Esteemed by his colleagues and respected and admired by his students, Michael’s exceptional contributions were widely recognized at Cal Poly, and in 2005 he received the Richard K. Simon Award for Outstanding Scholarship or Creative Activity in the College of Liberal Arts. In 2005-06, he received the university-wide Cal Poly Distinguished Teaching Award.

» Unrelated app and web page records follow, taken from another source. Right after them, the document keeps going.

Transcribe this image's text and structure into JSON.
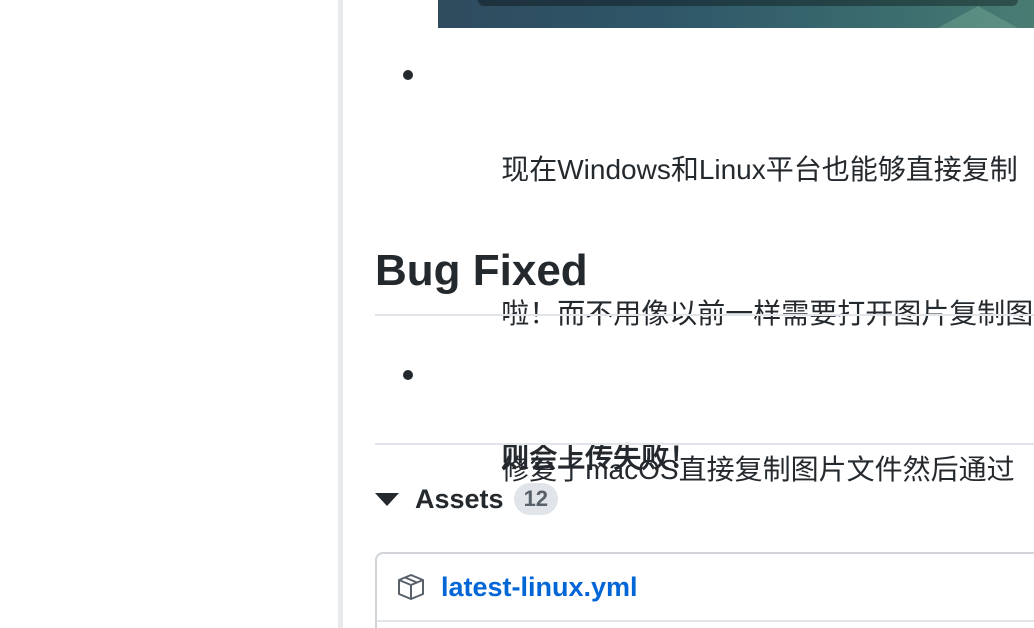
{
  "release_notes": {
    "bullets_top": [
      {
        "text": "现在Windows和Linux平台也能够直接复制"
      },
      {
        "text": "啦！而不用像以前一样需要打开图片复制图"
      },
      {
        "text": "则会上传失败！",
        "bold": true
      }
    ],
    "section_title": "Bug Fixed",
    "bullets_bug": [
      {
        "text": "修复了macOS直接复制图片文件然后通过"
      }
    ]
  },
  "assets": {
    "label": "Assets",
    "count": "12",
    "items": [
      {
        "name": "latest-linux.yml",
        "icon": "package-icon"
      }
    ]
  },
  "colors": {
    "text": "#24292e",
    "link": "#0366d6",
    "border": "#e1e4e8",
    "counter_bg": "#e1e4e8"
  }
}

In 2012, Michael was diagnosed with brain cancer, and during the subsequent years the tumor affected the area of the brain responsible for language. Michael faced this devastating loss with courage and took the opportunity to devote more time to his spiritual and meditation practice. He also continued his daily practice of drawing, and the detailed drawings and vibrant watercolors that fill his sketchbooks, along with the sensitive and thought-provoking writings he composed during his illness, are a testament to the remarkable talent and brilliant intellect for which Michael was known throughout his life.
Michael was also known for his sense of humor, especially his playful jokes and wry wit, with which he would lighten even the most stressful moments, as well as his quirky, often quite savvy, verbal impressions, with which he would entertain (and occasionally exasperate) his family, friends, colleagues, and students. In addition, he will be remembered for his avid curiosity, passion for knowledge, depth of character, resolute sense of ethics, selfless generosity of spirit, and steadfast friendship. Above all, Michael had a penchant for both the sublime and the beautiful, the serious and the absurd, and he leaves behind an enduring legacy in the legions of students he taught, the countless personal and professional connections he made, and his eloquent, incisive, and inspired vision as an artist.
Beloved husband, father, son, and brother, Michael is survived by his wife Tera Galanti, daughter Mariah Miller, and stepson Thomas Matzinger; his mother Sarah Gehrandt; and his brothers David Miller and Ted Miller, sisters Sally Voita and Becky Friedlan, and their families.
Two memorials will be held for Michael. The first, in Los Angeles, will be Thursday December 4, 2014, at 11:00 AM at the Lake Shrine, 17190 Sunset Boulevard, Pacific Palisades. The second, in San Luis Obispo, will be held Saturday January 10, 2015, at 1:00 PM at Cal Poly in the Business Rotunda (Building 3, Room 213).
In lieu of flowers, his family asks that donations in Michael’s honor be made to the Visiting Artist Guest Lecture Series in the Department of Art & Design; please designate “Department of Art and Design Visiting Artist Guest Lecture Series” in the “Gift Fund Name or Number” field.
Our thoughts are with his family, especially our colleague and his wife, Tera Galanti, also a professor in Art & Design.